The fact that one of the prohibited transactions occurred between the IRA and a disqualified person is sufficient to cause adverse consequences. However, to ensure that retirement accounts are used “appropriately” for long-term savings and investment, IRC Section 408 sets some limits on the types of investments that can be held within an IRA. The effect of this is that the account is considered to distribute all of its assets to the owner of the IRA at their fair market values on the first day of the year. The IRS ruled that this would not be a prohibited transaction in and of itself, but reserved the right to say whether or not it would be a prohibited free-trading transaction.
This is related to the “full competition” requirement for self-directed IRAs, according to which the account holder must complete all transactions on an equal footing to ensure that investments do not derive any personal benefit. Specifically, section 4975 of the IRC stipulates that the owner of an IRA (and any other person responsible for the IRA account) is prohibited from combining the financial interests of the IRA itself with those of its owner or any other related party, since all of these people are considered “disqualified persons”. And, of course, it would be forbidden to attempt to transfer existing real estate from the owner of an IRA to the IRA (since even the sale of the real estate at a fair market price by the owner of the IRA to the IRA is still a prohibited transaction, since the owner of the IRA is still a disqualified person). For example, if you are a disqualified person and receive any benefits to which you are entitled as a participant or beneficiary of the plan (such as a participant loan), it is not considered a prohibited transaction.
With a self-directed IRA, you (or a disqualified person) cannot personally perform any work on the property, no matter how big or small. In fact, the GAO expresses concern that some types of alternative investments are sold in self-directed IRA accounts in a way that enriches the seller or promoter if the transaction closes, but denies any liability if the investment turns out to be a prohibited transaction, since in situations where the self-directed IRA provider offers “control of the checkbook”, ultimately, it remains the owner of the IRA to determine that all and each of the checks comply with the transaction rules prohibited. As a result, the IRS reasoned that, because of the plan owner's participation in granting the loan with Company Y and because the plan owner benefited as a major owner of Company Y, the loan was a prohibited self-negotiating transaction.
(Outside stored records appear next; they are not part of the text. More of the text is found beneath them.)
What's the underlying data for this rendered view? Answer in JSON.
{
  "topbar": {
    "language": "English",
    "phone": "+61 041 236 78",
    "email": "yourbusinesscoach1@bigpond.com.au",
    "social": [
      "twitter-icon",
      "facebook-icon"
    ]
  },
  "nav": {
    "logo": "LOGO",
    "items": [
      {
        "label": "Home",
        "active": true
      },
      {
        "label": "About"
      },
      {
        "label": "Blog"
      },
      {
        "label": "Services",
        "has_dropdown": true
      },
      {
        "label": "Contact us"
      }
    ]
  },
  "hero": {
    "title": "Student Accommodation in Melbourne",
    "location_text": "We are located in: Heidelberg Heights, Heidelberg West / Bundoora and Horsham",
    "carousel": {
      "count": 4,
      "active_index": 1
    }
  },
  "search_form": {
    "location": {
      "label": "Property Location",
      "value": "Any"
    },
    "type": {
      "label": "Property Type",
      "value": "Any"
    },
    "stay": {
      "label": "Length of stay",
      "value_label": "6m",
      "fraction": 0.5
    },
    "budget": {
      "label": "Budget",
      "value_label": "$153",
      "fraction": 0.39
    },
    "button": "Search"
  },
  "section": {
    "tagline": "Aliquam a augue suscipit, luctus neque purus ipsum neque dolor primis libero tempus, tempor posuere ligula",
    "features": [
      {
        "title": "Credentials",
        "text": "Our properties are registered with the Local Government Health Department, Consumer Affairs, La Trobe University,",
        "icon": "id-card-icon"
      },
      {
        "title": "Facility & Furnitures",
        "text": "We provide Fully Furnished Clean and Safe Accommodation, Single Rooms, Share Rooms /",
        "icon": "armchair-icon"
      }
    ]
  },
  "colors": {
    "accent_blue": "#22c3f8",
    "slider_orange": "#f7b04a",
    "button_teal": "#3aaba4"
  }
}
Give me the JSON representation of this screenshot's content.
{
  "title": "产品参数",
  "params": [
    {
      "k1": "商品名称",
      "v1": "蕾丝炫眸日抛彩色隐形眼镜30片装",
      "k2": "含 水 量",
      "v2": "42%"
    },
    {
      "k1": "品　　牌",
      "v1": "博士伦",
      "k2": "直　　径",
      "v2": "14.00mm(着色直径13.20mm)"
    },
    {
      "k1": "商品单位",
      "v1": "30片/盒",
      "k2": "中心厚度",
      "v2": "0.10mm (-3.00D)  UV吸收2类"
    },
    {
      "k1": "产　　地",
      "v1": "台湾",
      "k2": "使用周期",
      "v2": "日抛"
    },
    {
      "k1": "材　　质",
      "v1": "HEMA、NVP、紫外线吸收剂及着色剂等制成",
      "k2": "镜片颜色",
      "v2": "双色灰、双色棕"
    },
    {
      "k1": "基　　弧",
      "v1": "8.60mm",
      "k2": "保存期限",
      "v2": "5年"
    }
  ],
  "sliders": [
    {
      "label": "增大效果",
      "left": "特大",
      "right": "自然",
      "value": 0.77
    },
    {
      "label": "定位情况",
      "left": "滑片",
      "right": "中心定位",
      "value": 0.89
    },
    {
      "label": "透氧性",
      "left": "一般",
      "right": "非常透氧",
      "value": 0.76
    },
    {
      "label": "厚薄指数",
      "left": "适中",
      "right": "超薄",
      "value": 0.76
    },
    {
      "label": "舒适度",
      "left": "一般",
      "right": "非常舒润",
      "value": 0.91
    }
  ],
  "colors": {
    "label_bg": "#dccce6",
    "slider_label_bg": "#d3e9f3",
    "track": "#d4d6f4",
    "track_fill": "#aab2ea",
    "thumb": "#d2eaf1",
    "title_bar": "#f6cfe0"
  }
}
In essence, prohibited transactions do not limit WHAT an IRA can invest in, but rather WHO an IRA can transact with.
This means that it is time to be more aware of the risks of prohibited transactions and the situations that can trigger them, not only with regard to self-managed IRAs and the increasing use of various types of “alternative investments” that may have adverse consequences, but also to “simpler situations”, such as possible prohibited transactions with financial advisors who are compensated for investing the IRA dollars of family members. . .